This trend is expected to continue to rise steeply over the next two years with an overall majority (52%) of businesses using a third party to handle the bulk of their direct marketing campaigns by 2008. The overwhelming conclusion of our research is that companies are concerned about two key factors:- obtaining the necessary campaign management skills and experience in-house; and technology obsolescence.
Another report from Siemens Financial Services from last year shows that ‘technology turnover’ in the UK and Germany is substantially higher than in France or the US, and that technology replacement periods are contracting even further. The combination of technology access and appropriate skills are seen as critical to ensuring technology investments deliver an appropriate level of return through effective, well managed campaigns.

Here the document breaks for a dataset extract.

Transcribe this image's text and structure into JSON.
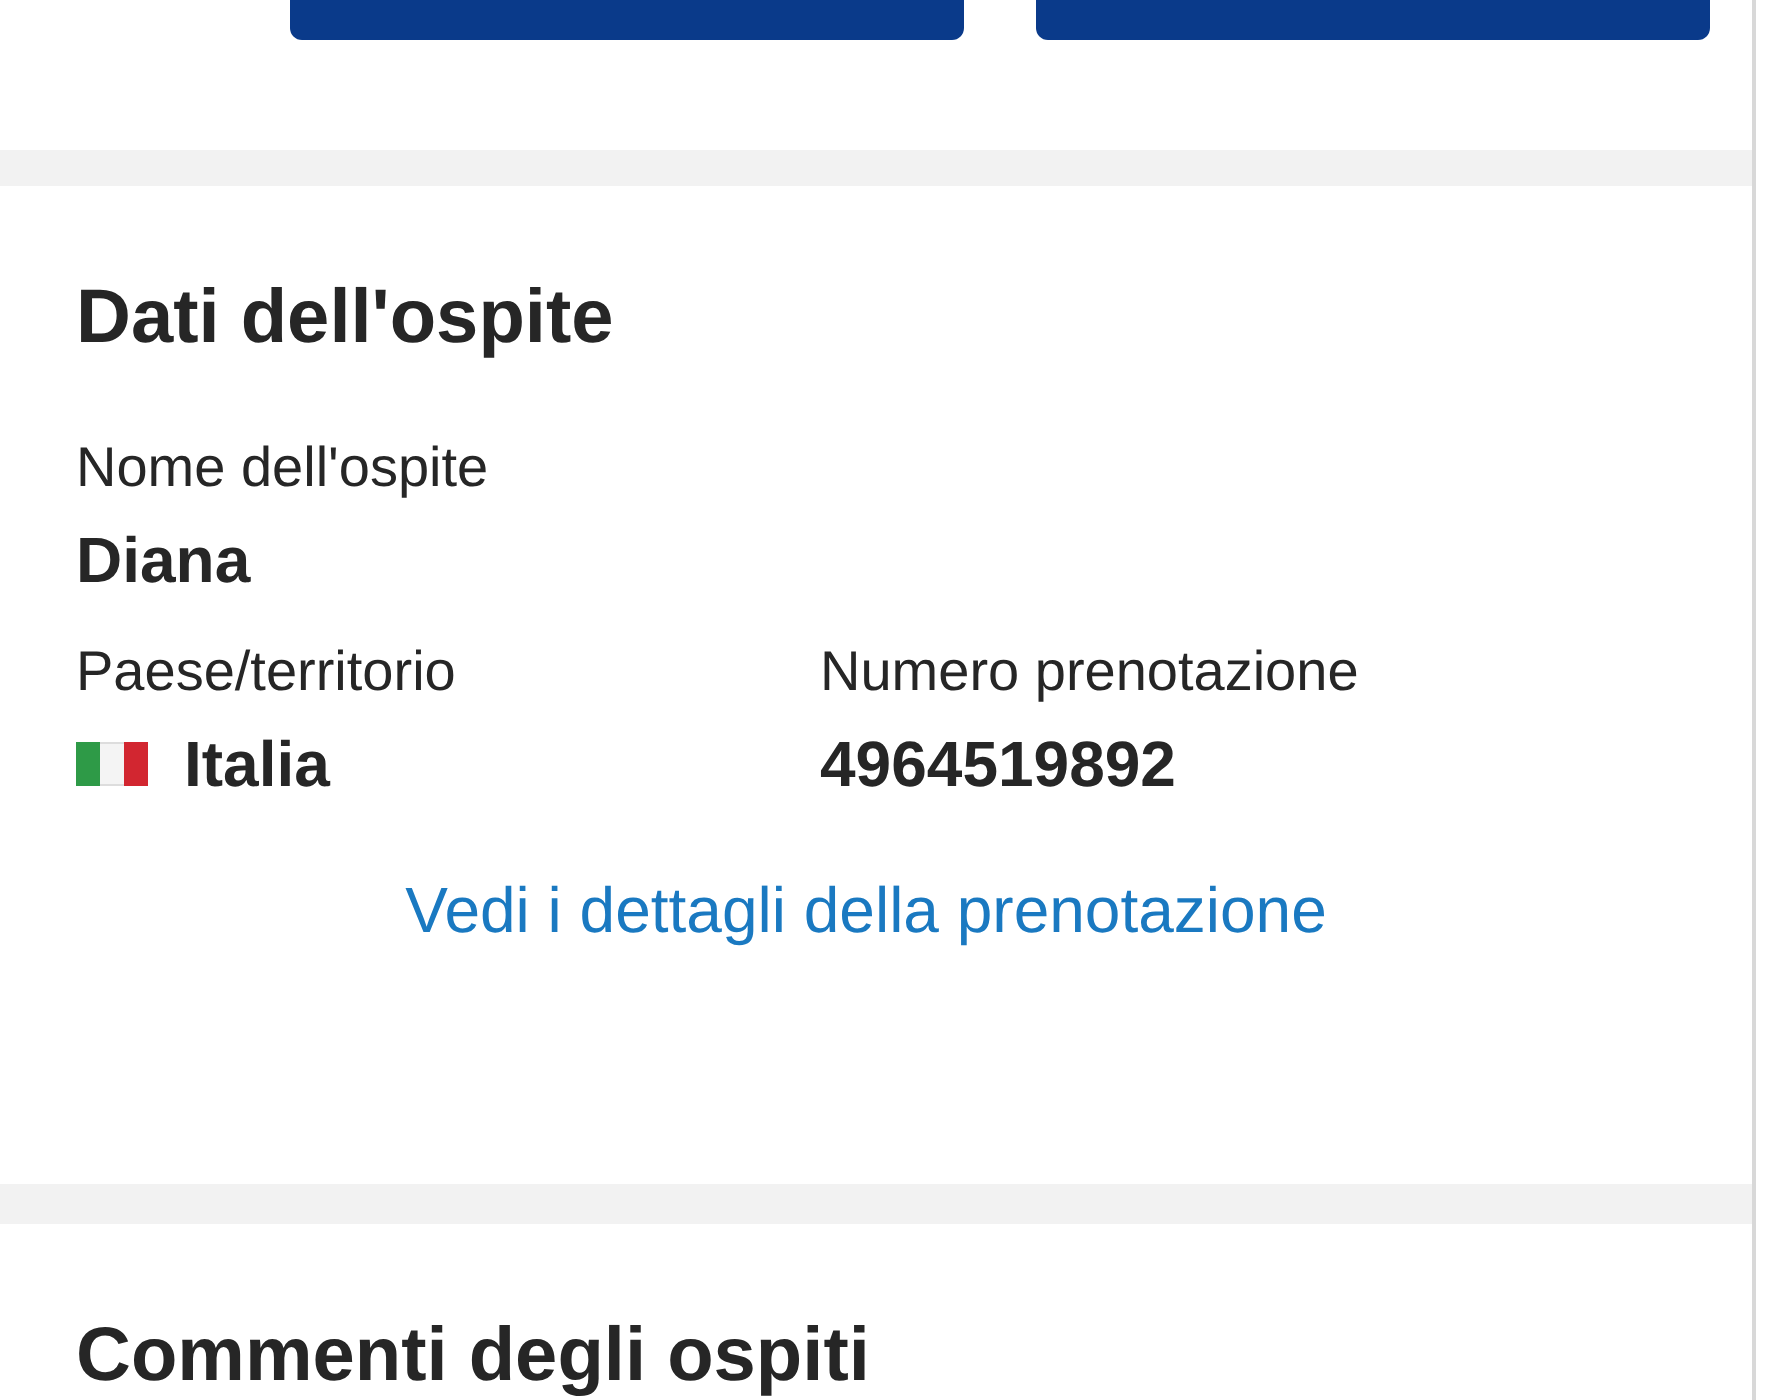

Banks are biggest users of outsourced Campaign Management – with a penetration level of 47%. Long recognised as heavy investors in CRM solutions, banks therefore stand to gain most benefit from outsourcing at least the Campaign Management back-office. Banks have very high customer volumes. Campaigns vary between mass campaigns (e.g. conversions to e-banking, post-merger/
The financial services sector generally has reduced its mailing campaign volumes in the last two years, preferring to focus more on their targeted activities. Research from Group 1 Software tells us that CRM is increasing in importance for banks as their levels of annual customer defection, below the 10% mark just a few years ago, has now risen to some 17.5%. Therefore banks are choosing to concentrate their efforts on attracting expert staff whom they want to concentrate on strategy development, while the outsource provider handles hosting, campaign management, processing and data management, and possibly analysis/modelling support.
Ian Hubbard of CDMS comments, “The marketing department has historically been at the bottom of the pile when it comes to large-scale technology investment, and with the technological advances that are occurring in the marketing space, many companies need to access cutting-edge technology through an outsourced provider.
Others have struggled to keep campaign management in-house because the IT department was unable to provide the technical support for advanced campaign management systems. Despite the step-change in the power and accessibility of database technology, clients that have experimented with their own in-house systems, have found that technology is no substitute for the experience that database marketing companies have developed over the years.”